The proposed PhD aims at calibrating the flight model of SVOM/ECLAIRs and studying its performance for the detection of hard X-ray transients in the local universe (z<0.2 or DL<1Gpc). The interest for these phenomena has recently been strengthened by the discovery of a short gamma-ray burst GRB 170817 due to the merging of two neutrons stars that radiated copious gravitational waves (Abbott et al. 2017a,b).
ECLAIRs is the coded mask hard X-ray imager of SVOM (Space-based Variable astronomical Objects Monitor), a Chinese-French space mission due for launch in 2021 (Wei et al. 2016). The instrument relies on a large detection plane (~1000 cm2) made of 6400 CdTe detectors, that looks at the hard X-ray sky through a coded mask (cf. Godet et al. 2014). The mask projects its shadow on the detectors, permitting the reconstruction of sky images. The detection plane of ECLAIRs is currently under construction at IRAP, and the construction of the flight model will be finished few weeks after the start of the PhD, allowing detailed measurements of the energy and angular response of the 6400 detectors. After its completion at IRAP, the detection plane will be integrated into the flight model of the instrument in CNES, and delivered to China for a launch at the end of 2021.
As a member of the science team in charge of the instrument, the student is expected to significantly contribute to the detailed characterization of the detectors. This work will be based on measurements performed with the detection plane installed in a vacuum chamber, illuminated with various X-ray sources (the student will not manipulate X-ray sources). The work will involve detailed analyses of the measurements, the simulation of the response of the detection plane, and the construction of the responses matrices and configuration tables to be used in flight. The student is also expected to participate to the commissioning of the instrument after launch, thus having the unique opportunity to work on the instrument characterization before and after its launch into space, during two crucial phases of instrument characterization.
In a second phase of the PhD, the student will use the response matrices to evaluate the sensitivity of SVOM/ECLAIRs to selected populations of local X-ray transients (typically within 1 Gpc, see http://www.atlasoftheuniverse.com/index.html). These populations are of high interest since they are within reach of gravitational waves detectors and neutrino detectors. They include:
- GRBs similar to the short GRB 170817A associated with GW170817, a burst of gravitational waves detected by the LVC collaboration (Abbott et al. 2017a,b).
- Classical short GRBs due to the coalescence of two neutron stars (Berger 2014).
- X-ray flashes (Barraud et al. 2003, Sakamoto et al. 2004).
- Sub-luminous GRBs like GRB 980425A (Galama et al. 1998), which can be associated with supernovae or not, and whose origin remains mysterious.
- SN shock breakout bursts, produced when the exploding core of a massive star impacts the star’s atmosphere (Campana et al. 2006).
- Tidal disruption events due to the disruption of a star coming too close to a supermassive black hole in a nearby galaxy (Bloom et al. 2011, Burrows et al. 2011).
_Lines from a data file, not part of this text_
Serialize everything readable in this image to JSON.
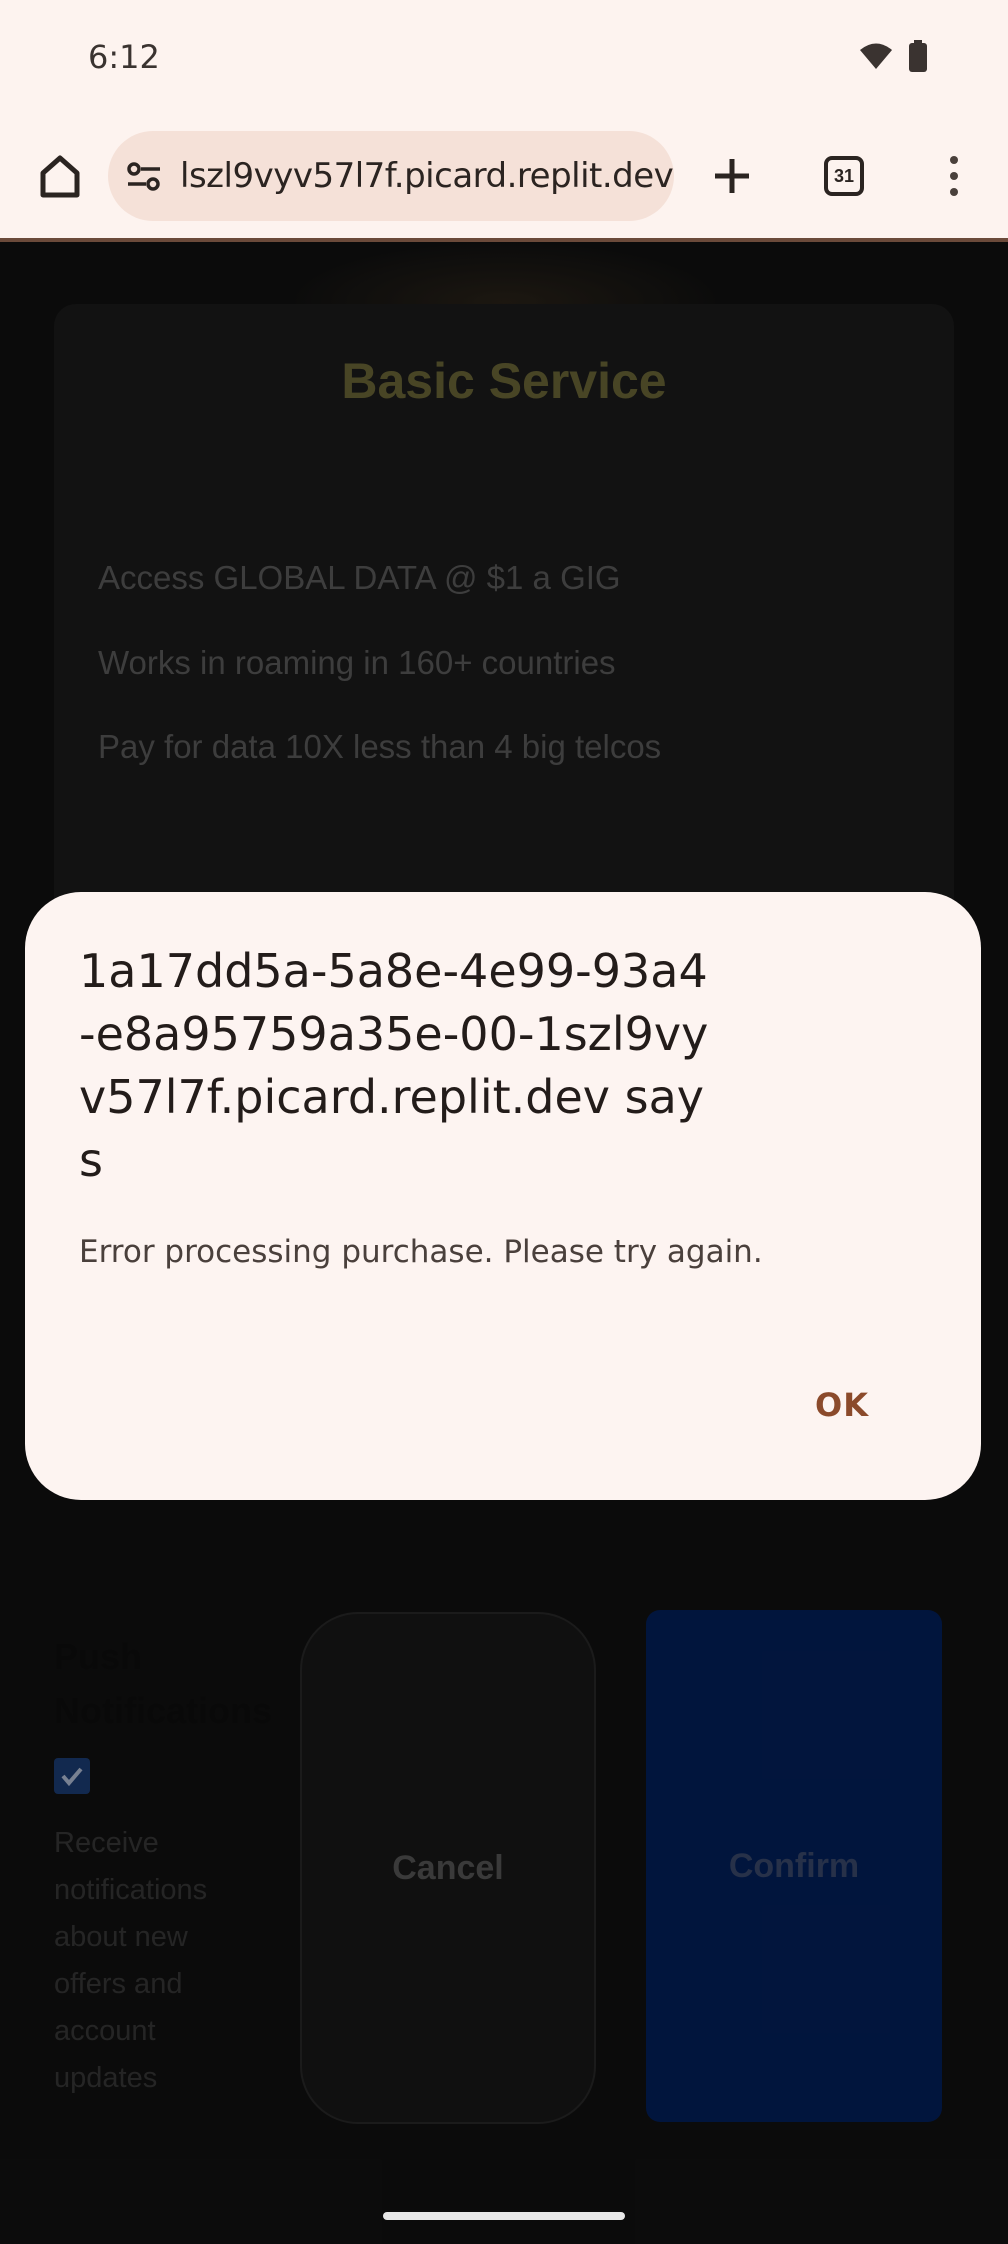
{
  "status": {
    "time": "6:12"
  },
  "browser": {
    "url": "lszl9vyv57l7f.picard.replit.dev",
    "tab_count": "31"
  },
  "page": {
    "service_title": "Basic Service",
    "features": [
      "Access GLOBAL DATA @ $1 a GIG",
      "Works in roaming in 160+ countries",
      "Pay for data 10X less than 4 big telcos"
    ],
    "push_title": "Push Notifications",
    "push_desc": "Receive notifications about new offers and account updates",
    "cancel_label": "Cancel",
    "confirm_label": "Confirm"
  },
  "dialog": {
    "title": "1a17dd5a-5a8e-4e99-93a4-e8a95759a35e-00-1szl9vyv57l7f.picard.replit.dev says",
    "message": "Error processing purchase. Please try again.",
    "ok_label": "OK"
  }
}
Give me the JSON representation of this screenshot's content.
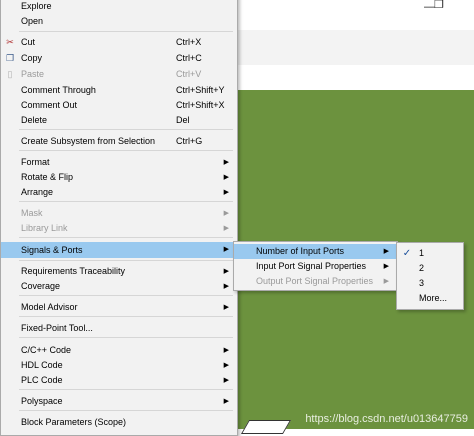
{
  "context_menu": {
    "items": [
      {
        "label": "Explore"
      },
      {
        "label": "Open"
      },
      {
        "label": "Cut",
        "shortcut": "Ctrl+X",
        "icon": "scissors-icon"
      },
      {
        "label": "Copy",
        "shortcut": "Ctrl+C",
        "icon": "copy-icon"
      },
      {
        "label": "Paste",
        "shortcut": "Ctrl+V",
        "icon": "paste-icon",
        "disabled": true
      },
      {
        "label": "Comment Through",
        "shortcut": "Ctrl+Shift+Y"
      },
      {
        "label": "Comment Out",
        "shortcut": "Ctrl+Shift+X"
      },
      {
        "label": "Delete",
        "shortcut": "Del"
      },
      {
        "label": "Create Subsystem from Selection",
        "shortcut": "Ctrl+G"
      },
      {
        "label": "Format"
      },
      {
        "label": "Rotate & Flip"
      },
      {
        "label": "Arrange"
      },
      {
        "label": "Mask",
        "disabled": true
      },
      {
        "label": "Library Link",
        "disabled": true
      },
      {
        "label": "Signals & Ports"
      },
      {
        "label": "Requirements Traceability"
      },
      {
        "label": "Coverage"
      },
      {
        "label": "Model Advisor"
      },
      {
        "label": "Fixed-Point Tool..."
      },
      {
        "label": "C/C++ Code"
      },
      {
        "label": "HDL Code"
      },
      {
        "label": "PLC Code"
      },
      {
        "label": "Polyspace"
      },
      {
        "label": "Block Parameters (Scope)"
      }
    ]
  },
  "signals_submenu": {
    "items": [
      {
        "label": "Number of Input Ports"
      },
      {
        "label": "Input Port Signal Properties"
      },
      {
        "label": "Output Port Signal Properties",
        "disabled": true
      }
    ]
  },
  "ports_submenu": {
    "items": [
      {
        "label": "1",
        "checked": true
      },
      {
        "label": "2"
      },
      {
        "label": "3"
      },
      {
        "label": "More..."
      }
    ]
  },
  "watermark": "https://blog.csdn.net/u013647759",
  "colors": {
    "canvas": "#6c923e",
    "highlight": "#99c9ef",
    "menu_bg": "#f2f2f2"
  }
}
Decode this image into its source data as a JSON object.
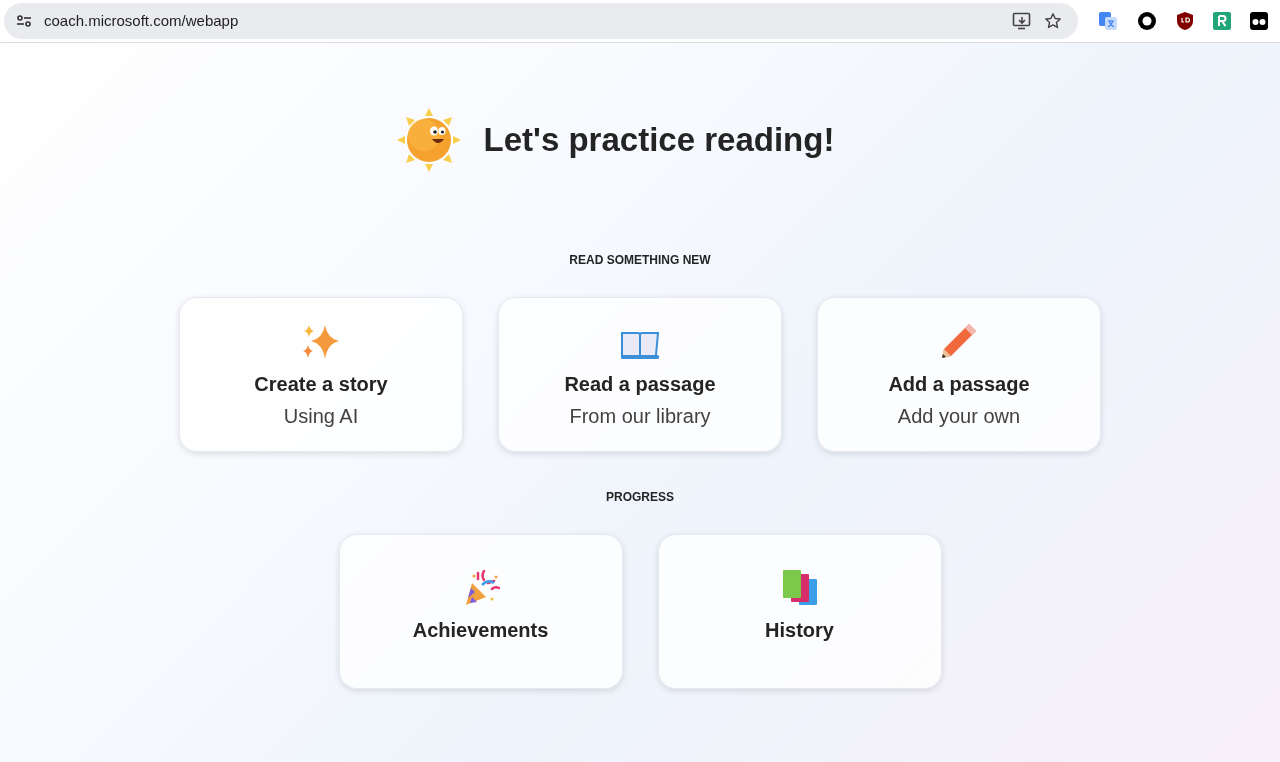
{
  "browser": {
    "address": "coach.microsoft.com/webapp"
  },
  "heading": "Let's practice reading!",
  "sections": [
    {
      "label": "READ SOMETHING NEW",
      "cards": [
        {
          "title": "Create a story",
          "subtitle": "Using AI"
        },
        {
          "title": "Read a passage",
          "subtitle": "From our library"
        },
        {
          "title": "Add a passage",
          "subtitle": "Add your own"
        }
      ]
    },
    {
      "label": "PROGRESS",
      "cards": [
        {
          "title": "Achievements"
        },
        {
          "title": "History"
        }
      ]
    }
  ]
}
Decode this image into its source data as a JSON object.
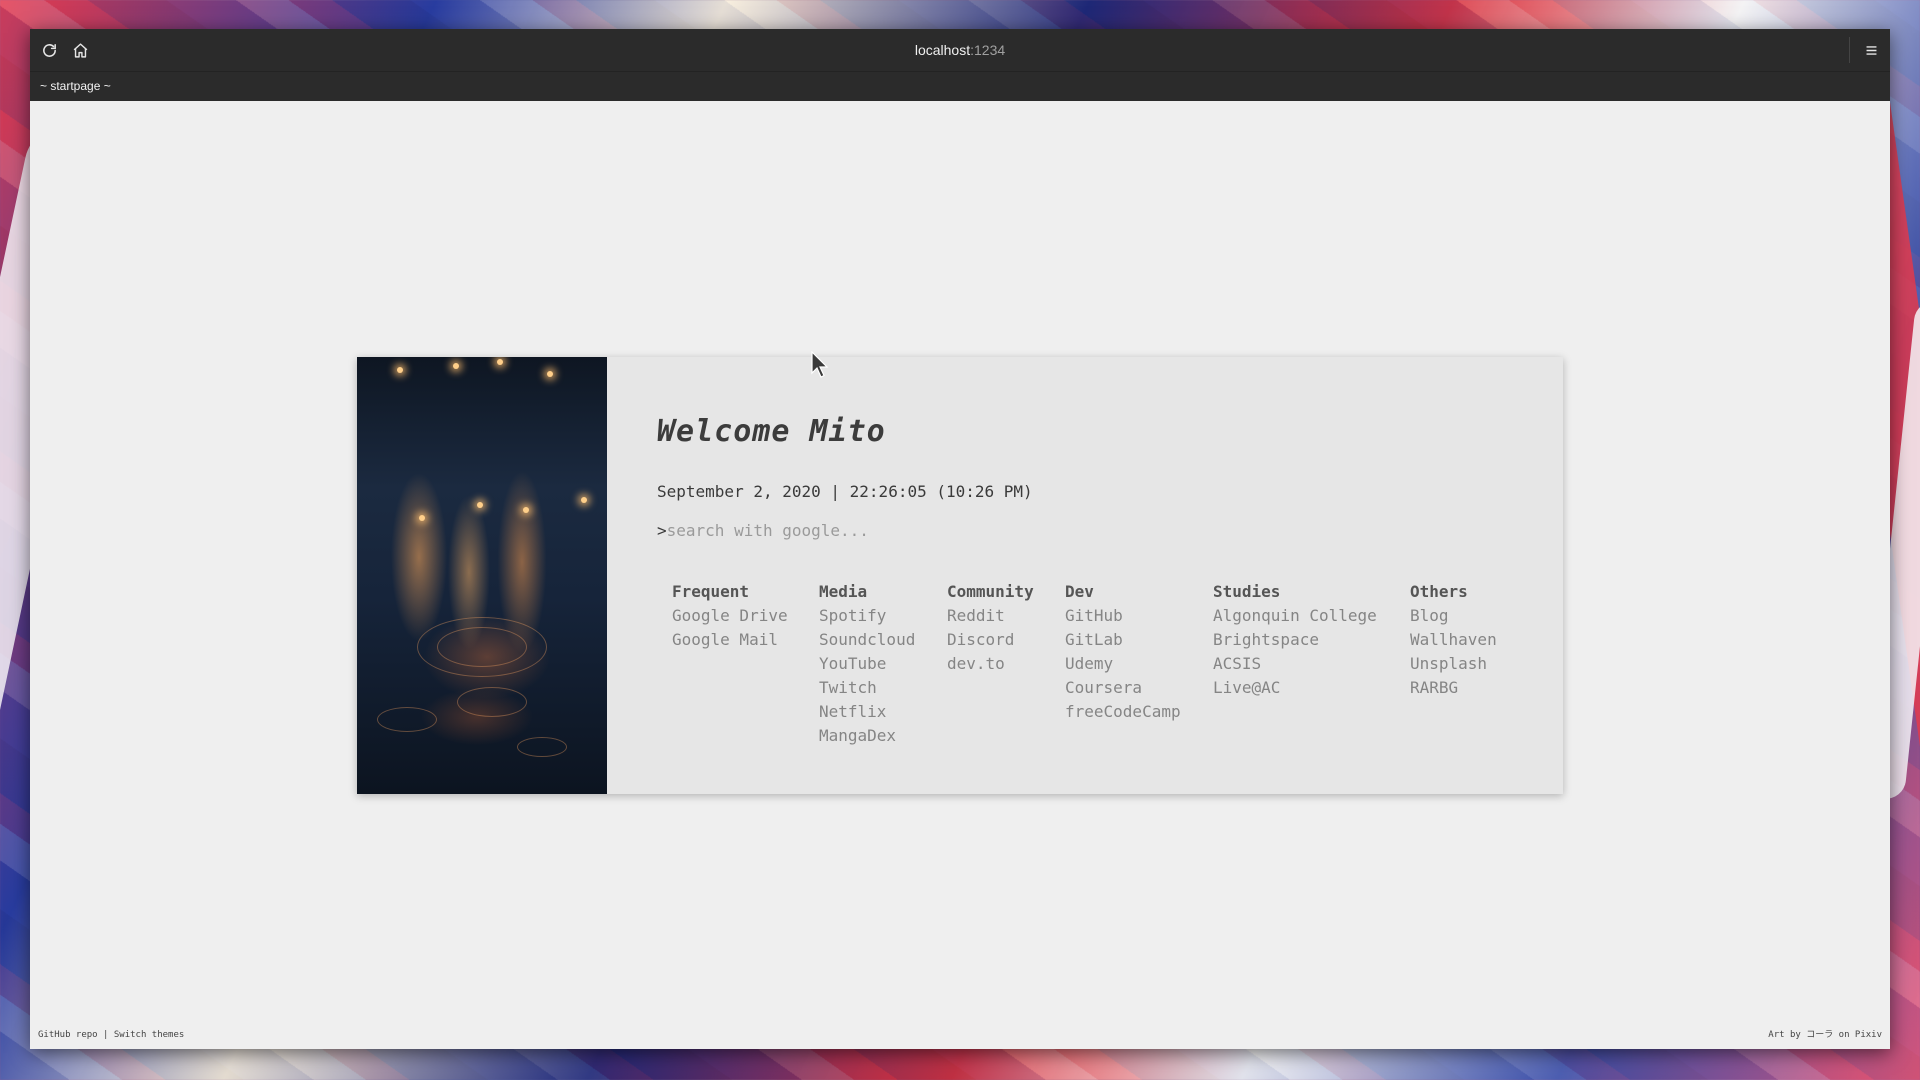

The student will estimate the sensitivity of SVOM/ECLAIRs to these events and evaluate their respective rates of detection, specifying the role of SVOM for the studies of cosmic explosions in the local universe. Eventually she/he could propose optimized strategies for the detection of selected populations.
The PhD student must have some knowledge of astrophysics, instrumentation and detectors, and be familiar with programming in Python. During the PhD, the student will acquire a good knowledge of high-energy instrumentation and the constraints faced by space instruments, as well as a detailed understanding of high-energy cosmic phenomena. This PhD will give to the selected student the opportunity to work in a very dynamic international collaboration. After this PhD the student will be in a good position to apply for a postdoc in Astronomy or to look for an engineer position in space industry.
Candidate with a master's degree in Astrophysics or Physics or from an engineering school with a specialization in physics. The candidate must have some knowledge of astrophysics, instrumentation and detectors, and be familiar with programming in Python
To apply, we invite you to contact the PhD/research supervisor and fill, with him/her, the co-financing part of the online application form (Reply to the offer) by April 1st, 2019.